**EXERCISE DATA**

::::::::

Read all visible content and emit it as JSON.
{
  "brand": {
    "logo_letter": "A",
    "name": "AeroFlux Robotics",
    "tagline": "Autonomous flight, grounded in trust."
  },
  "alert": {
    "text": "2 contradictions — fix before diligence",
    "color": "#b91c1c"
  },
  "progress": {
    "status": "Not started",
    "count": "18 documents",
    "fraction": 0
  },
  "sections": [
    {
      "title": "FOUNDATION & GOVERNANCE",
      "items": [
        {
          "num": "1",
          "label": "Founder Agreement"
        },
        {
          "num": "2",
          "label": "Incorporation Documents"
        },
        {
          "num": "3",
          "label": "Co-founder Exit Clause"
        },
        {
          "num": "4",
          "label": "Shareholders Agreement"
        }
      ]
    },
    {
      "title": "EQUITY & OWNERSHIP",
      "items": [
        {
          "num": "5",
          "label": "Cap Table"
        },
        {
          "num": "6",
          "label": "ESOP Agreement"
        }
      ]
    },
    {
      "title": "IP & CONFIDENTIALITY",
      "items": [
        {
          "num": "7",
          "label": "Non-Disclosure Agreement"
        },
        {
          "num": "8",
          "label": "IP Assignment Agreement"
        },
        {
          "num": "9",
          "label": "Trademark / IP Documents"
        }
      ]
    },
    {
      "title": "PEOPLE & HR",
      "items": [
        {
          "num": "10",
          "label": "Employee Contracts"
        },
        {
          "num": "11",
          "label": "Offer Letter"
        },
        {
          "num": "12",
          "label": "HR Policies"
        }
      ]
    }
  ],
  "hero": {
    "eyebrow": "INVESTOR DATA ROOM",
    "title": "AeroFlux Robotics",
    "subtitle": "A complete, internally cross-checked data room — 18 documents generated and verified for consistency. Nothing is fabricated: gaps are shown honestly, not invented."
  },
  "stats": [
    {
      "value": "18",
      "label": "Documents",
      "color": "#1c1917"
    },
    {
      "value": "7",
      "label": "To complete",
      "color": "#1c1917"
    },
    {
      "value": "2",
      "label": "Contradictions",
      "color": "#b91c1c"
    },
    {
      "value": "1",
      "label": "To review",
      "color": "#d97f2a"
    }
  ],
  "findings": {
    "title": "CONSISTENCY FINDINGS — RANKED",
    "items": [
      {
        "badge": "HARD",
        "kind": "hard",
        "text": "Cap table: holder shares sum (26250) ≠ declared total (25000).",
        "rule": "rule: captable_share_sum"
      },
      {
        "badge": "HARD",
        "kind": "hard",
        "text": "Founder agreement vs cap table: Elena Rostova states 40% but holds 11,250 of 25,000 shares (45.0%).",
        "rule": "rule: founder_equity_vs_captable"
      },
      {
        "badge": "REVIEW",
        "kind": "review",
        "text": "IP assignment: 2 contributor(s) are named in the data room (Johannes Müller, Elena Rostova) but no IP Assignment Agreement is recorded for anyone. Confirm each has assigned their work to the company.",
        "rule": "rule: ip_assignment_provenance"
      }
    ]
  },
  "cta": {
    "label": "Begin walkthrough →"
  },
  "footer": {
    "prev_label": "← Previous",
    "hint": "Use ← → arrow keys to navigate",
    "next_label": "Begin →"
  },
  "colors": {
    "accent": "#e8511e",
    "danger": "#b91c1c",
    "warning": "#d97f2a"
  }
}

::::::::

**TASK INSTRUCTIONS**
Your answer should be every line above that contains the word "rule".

**ANSWER FOR THIS EXERCISE**
        "rule": "rule: captable_share_sum"
        "rule": "rule: founder_equity_vs_captable"
        "rule": "rule: ip_assignment_provenance"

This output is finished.